During this and other palliative care consults, I saw how terminal illness could raise tough questions with patients, families and their providers. However, I also saw that working through these discussions could minimize suffering, give patients a sense of hope and allow them to make the most of their time remaining. Unfortunately, most medical students and doctors report feeling ill-equipped to have conversations about end-of-life care with patients. In this article, we will examine a provider’s role in validating the illness experience and describe how formal medical training on death, dying and suffering can equip physicians to provide better patient care.
According to medical humanist and physician, Eric Cassel, suffering can be defined as a state of distress that occurs when a person’s “intactness … as a complex social and psychological entity” is threatened. Suffering can occur when pain is uncontrollable, chronic or when its source is unknown. Patients may suffer and feel helpless when experiencing such pain due to a lack of perceived control or knowledge of how to relieve it. However, physical pain is just one aspect; there are also psychological, existential and social dimensions that can exacerbate suffering. I (Leonard) lived through this complex experience of suffering secondary to a debilitating illness when I was 19. I had an unusual Clostridioides difficile (C. diff) infection lasting several weeks which was so severe that it caused me to lose 15 pounds. During this period, I felt the uncertainty, vulnerability and alienation associated with being sick. Because it was so rare for a healthy, immunocompetent individual like myself to contract C. diff, it took a week and a half before my doctors were able to diagnose the medical origin of my suffering. To make matters worse, I felt that the doctors cared more about my atypical case of C. diff than about me as a human. Being solely viewed as an “interesting presentation of disease” invalidated my experience and caused me to suffer beyond the pathogenesis of the bacterial infection.
Physicians must work with their patients to identify the underlying and often complex sources of distress. Once a culprit has been identified, a physician can help the patient manage the aspects of distress which they can control, reframe their perceptions and interpretations of the aspects that they can’t control, and ultimately, reassure them that the distress will eventually end. In essence, physicians can empower patients to take control over their distress, thus reducing their suffering.

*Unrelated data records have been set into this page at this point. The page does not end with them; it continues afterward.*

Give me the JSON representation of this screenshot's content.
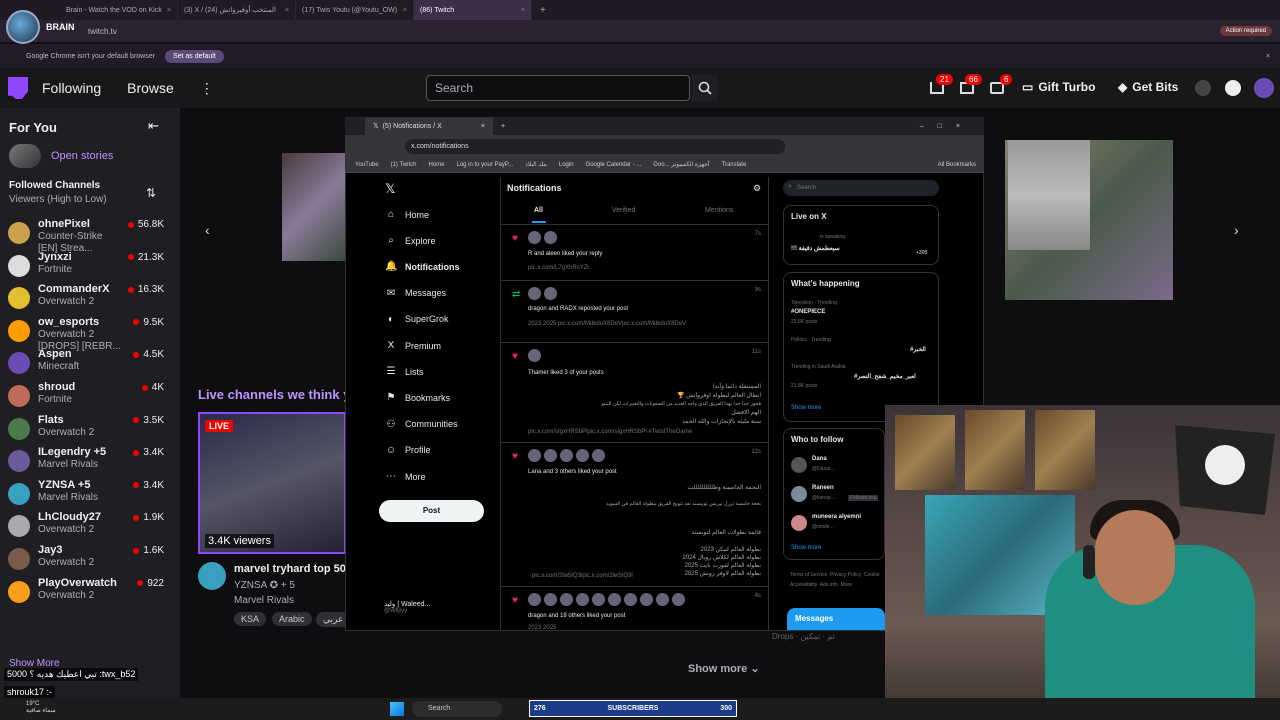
{
  "browser": {
    "tabs": [
      {
        "label": "Brain - Watch the VOD on Kick",
        "active": false
      },
      {
        "label": "(3) X / المنتخب أوفيرواتش (24)",
        "active": false
      },
      {
        "label": "(17) Twis Youtu (@Youtu_OW)",
        "active": false
      },
      {
        "label": "(86) Twitch",
        "active": true
      }
    ],
    "address": "twitch.tv",
    "default_browser_msg": "Google Chrome isn't your default browser",
    "set_default_label": "Set as default",
    "action_required": "Action required"
  },
  "streamer_overlay": {
    "name": "BRAIN"
  },
  "twitch": {
    "nav": {
      "following": "Following",
      "browse": "Browse",
      "more": "⋮"
    },
    "search_placeholder": "Search",
    "badges": {
      "inbox": "21",
      "notifications": "66",
      "whispers": "6"
    },
    "gift_turbo": "Gift Turbo",
    "get_bits": "Get Bits",
    "sidebar": {
      "for_you": "For You",
      "open_stories": "Open stories",
      "followed_channels": "Followed Channels",
      "sort_label": "Viewers (High to Low)",
      "show_more": "Show More",
      "channels": [
        {
          "name": "ohnePixel",
          "game": "Counter-Strike",
          "extra": "[EN] Strea...",
          "viewers": "56.8K",
          "color": "#c9a24b"
        },
        {
          "name": "Jynxzi",
          "game": "Fortnite",
          "viewers": "21.3K",
          "color": "#dddddd"
        },
        {
          "name": "CommanderX",
          "game": "Overwatch 2",
          "viewers": "16.3K",
          "color": "#e0c030"
        },
        {
          "name": "ow_esports",
          "game": "Overwatch 2",
          "extra": "[DROPS] [REBR...",
          "viewers": "9.5K",
          "color": "#ff9c00"
        },
        {
          "name": "Aspen",
          "game": "Minecraft",
          "viewers": "4.5K",
          "color": "#6a4cb3"
        },
        {
          "name": "shroud",
          "game": "Fortnite",
          "viewers": "4K",
          "color": "#c06a5a"
        },
        {
          "name": "Flats",
          "game": "Overwatch 2",
          "viewers": "3.5K",
          "color": "#4a7a4a"
        },
        {
          "name": "ILegendry +5",
          "game": "Marvel Rivals",
          "viewers": "3.4K",
          "color": "#6a5a9a"
        },
        {
          "name": "YZNSA +5",
          "game": "Marvel Rivals",
          "viewers": "3.4K",
          "color": "#3aa0c0"
        },
        {
          "name": "LhCloudy27",
          "game": "Overwatch 2",
          "viewers": "1.9K",
          "color": "#aaaaaa"
        },
        {
          "name": "Jay3",
          "game": "Overwatch 2",
          "viewers": "1.6K",
          "color": "#7a5a4a"
        },
        {
          "name": "PlayOverwatch",
          "game": "Overwatch 2",
          "viewers": "922",
          "color": "#f99e1a"
        }
      ]
    },
    "main": {
      "live_channels_heading": "Live channels we think y",
      "live_badge": "LIVE",
      "viewers": "3.4K viewers",
      "stream_title": "marvel tryhard top 50",
      "stream_channel": "YZNSA ✪ + 5",
      "stream_game": "Marvel Rivals",
      "tags": [
        "KSA",
        "Arabic",
        "عربي"
      ],
      "show_more": "Show more"
    },
    "chat_overlay": [
      "تبي اعطيك هديه ؟ 5000 :twx_b52",
      "shrouk17 :-"
    ]
  },
  "x_window": {
    "tab_title": "(5) Notifications / X",
    "url": "x.com/notifications",
    "bookmarks": [
      "YouTube",
      "(1) Twitch",
      "Home",
      "Log in to your PayP...",
      "بنك البلاد",
      "Login",
      "Google Calendar - ...",
      "Goo... أجهزة الكمبيوتر",
      "Translate",
      "All Bookmarks"
    ],
    "nav": [
      {
        "label": "Home",
        "icon": "⌂"
      },
      {
        "label": "Explore",
        "icon": "⌕"
      },
      {
        "label": "Notifications",
        "icon": "🔔"
      },
      {
        "label": "Messages",
        "icon": "✉"
      },
      {
        "label": "SuperGrok",
        "icon": "◐"
      },
      {
        "label": "Premium",
        "icon": "X"
      },
      {
        "label": "Lists",
        "icon": "☰"
      },
      {
        "label": "Bookmarks",
        "icon": "⚑"
      },
      {
        "label": "Communities",
        "icon": "⚇"
      },
      {
        "label": "Profile",
        "icon": "☺"
      },
      {
        "label": "More",
        "icon": "⋯"
      }
    ],
    "post_button": "Post",
    "account": {
      "name": "وليد | Waleed...",
      "handle": "@Wlljiyy"
    },
    "notifications_title": "Notifications",
    "tabs": [
      "All",
      "Verified",
      "Mentions"
    ],
    "items": [
      {
        "text": "R and aleen liked your reply",
        "sub": "pic.x.com/L7gXhRsYZl",
        "time": "7s",
        "kind": "like"
      },
      {
        "text": "dragon and RADX reposted your post",
        "sub": "2023 2025 pic.x.com/MdkduX8DeVpic.x.com/MdkduX8DeV",
        "time": "9s",
        "kind": "repost"
      },
      {
        "text": "Thamer liked 3 of your posts",
        "arabic": [
          "المستقلة دائما وأبدا",
          "ابطال العالم لبطولة اوفرواتش 🏆",
          "فخور جدا جدا بهذا الفريق الذي واجه العديد من الصعوبات والتغييرات لكن النيتو",
          "الهم الافضل",
          "سنة مليئة بالإنجازات والله الحمد"
        ],
        "sub": "pic.x.com/sIgxHRSbPlpic.x.com/sIgxHRSbPl #TwistTheGame",
        "time": "11s",
        "kind": "like"
      },
      {
        "text": "Lana and 3 others liked your post",
        "arabic": [
          "النجمة الخامسة وطللللللللللت",
          "بعجة خامسة ترزل بيريس تونيسند بعد تتويج الفريق ببطولة العالم في السويد",
          "قائمة بطولات العالم لتويسند",
          "بطولة العالم لتيكن 2023",
          "بطولة العالم لكلاش رويال 2024",
          "بطولة العالم لفورت نايت 2025",
          "بطولة العالم لاوفر روتش 2025"
        ],
        "sub": "pic.x.com/2lw5tQ3lpic.x.com/2lw5tQ3l",
        "time": "12s",
        "kind": "like"
      },
      {
        "text": "dragon and 18 others liked your post",
        "sub": "2023 2025",
        "time": "4s",
        "kind": "like"
      }
    ],
    "search_placeholder": "Search",
    "live_on_x": {
      "title": "Live on X",
      "speaker_status": "is speaking",
      "space_title": "!!! سيعطمش دقيقة",
      "listeners": "+305"
    },
    "whats_happening": {
      "title": "What’s happening",
      "trends": [
        {
          "context": "Television · Trending",
          "name": "#ONEPIECE",
          "posts": "23.6K posts"
        },
        {
          "context": "Politics · Trending",
          "name": "#الخبر",
          "posts": ""
        },
        {
          "context": "Trending in Saudi Arabia",
          "name": "#لعبر_مخيم_شفح_النصر",
          "posts": "21.8K posts"
        }
      ],
      "show_more": "Show more"
    },
    "who_to_follow": {
      "title": "Who to follow",
      "users": [
        {
          "name": "Dana",
          "handle": "@Danal..."
        },
        {
          "name": "Raneen",
          "handle": "@kanop..."
        },
        {
          "name": "muneera alyemni",
          "handle": "@omde..."
        }
      ],
      "follows_you": "Follows you",
      "show_more": "Show more"
    },
    "footer": [
      "Terms of Service",
      "Privacy Policy",
      "Cookie",
      "Accessibility",
      "Ads info",
      "More"
    ],
    "messages_label": "Messages"
  },
  "overlay_subscribers": {
    "current": "276",
    "label": "SUBSCRIBERS",
    "goal": "300"
  },
  "drops_hint": "Drops · تم · تمكين",
  "taskbar": {
    "search": "Search",
    "weather_temp": "19°C",
    "weather_desc": "سماء صافية"
  }
}
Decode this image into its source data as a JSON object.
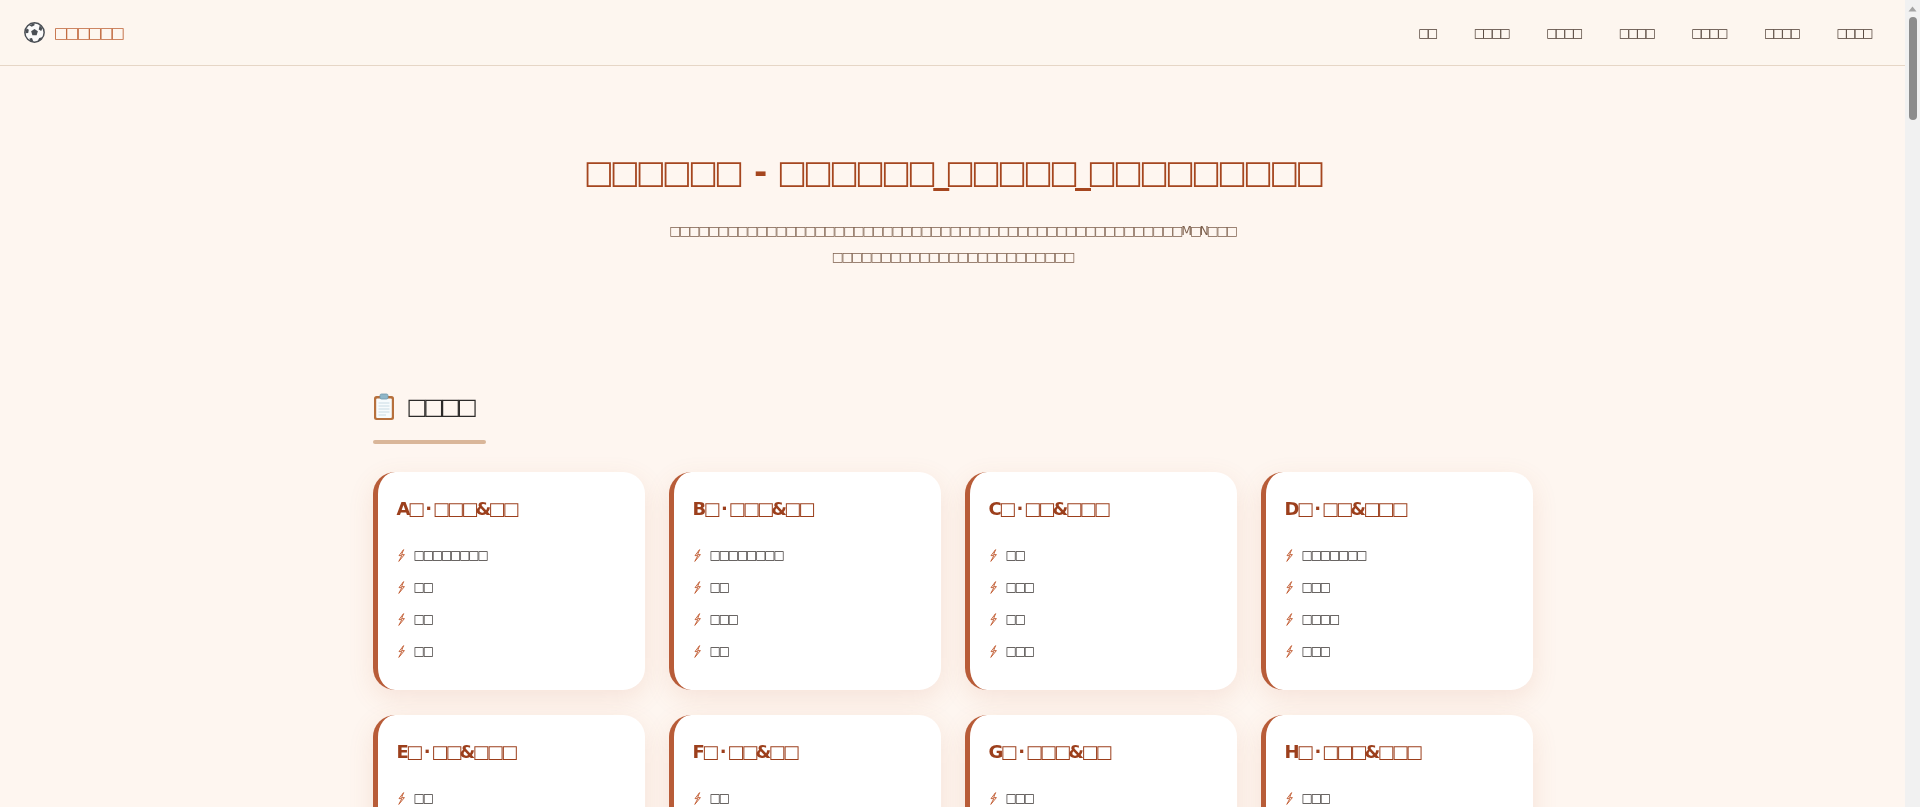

Regardless of their chosen medical specialty, physicians will inevitably confront death, dying and suffering during their education, training and career. However, due to the curricular gaps in our current medical education system, future physicians are underprepared to hold such conversations with their patients. Indeed, one survey of medical students at two prominent medical schools reported that students received “little or no explicit educational attention to the suffering of patients and their families” or for the clinical management of suffering. Instead, the students learned these clinical skills primarily by ad hoc observation of role models. While ad hoc observation can be a powerful learning method, it could be much more effective when used in tandem with more formal instruction. Not only does this unpreparedness result in suboptimal care, but it may even harm patients, who can suffer more from not feeling heard, validated or supported when discussing their illness with providers.
Medical school curricula should be formalized to teach students how to face suffering and death in clinical practice. We advocate for a longitudinal educational approach: first, incorporating curricula on suffering and death in didactic pre-clinical education will afford students the opportunity to learn foundational concepts, such as how to address suffering and openly discuss death, in a safe space. Secondly, to maximize student learning in the pre-clinical years, lived experience panels and group discussions following the panels may also prove useful; composed of people who have direct, firsthand experience with a particular topic, lived experience panels offer a personal lens through which to view the issue. For suffering and death education, lived experience panels may include patients with terminal illnesses (and their families), palliative care specialists and people living with chronic diseases.
At the University of Texas Medical Branch, we attended such panels during one of our first-year medical courses and found them to be profoundly insightful. These panels deepened our understanding of what patients and families had experienced and demonstrated how providers could better acknowledge and support patients’ needs. Early exposure to formalized curricula on suffering and death through lived experience panels will encourage budding physicians to inquire about their patients’ values throughout all stages of their lives.
Patients deserve to live their lives with dignity. From our experiences, we understand that suffering may interfere with this and cause patients to lose hope. Medical education must address death and suffering early so that such conversations are normalized amongst medical students by the time that they reach the clinical years. By incorporating more instruction on how to acknowledge distress and suffering in medical school curriculum and by learning directly from patients and families, future physicians will be able to work with patients to find the best balance between quantity and quality of life.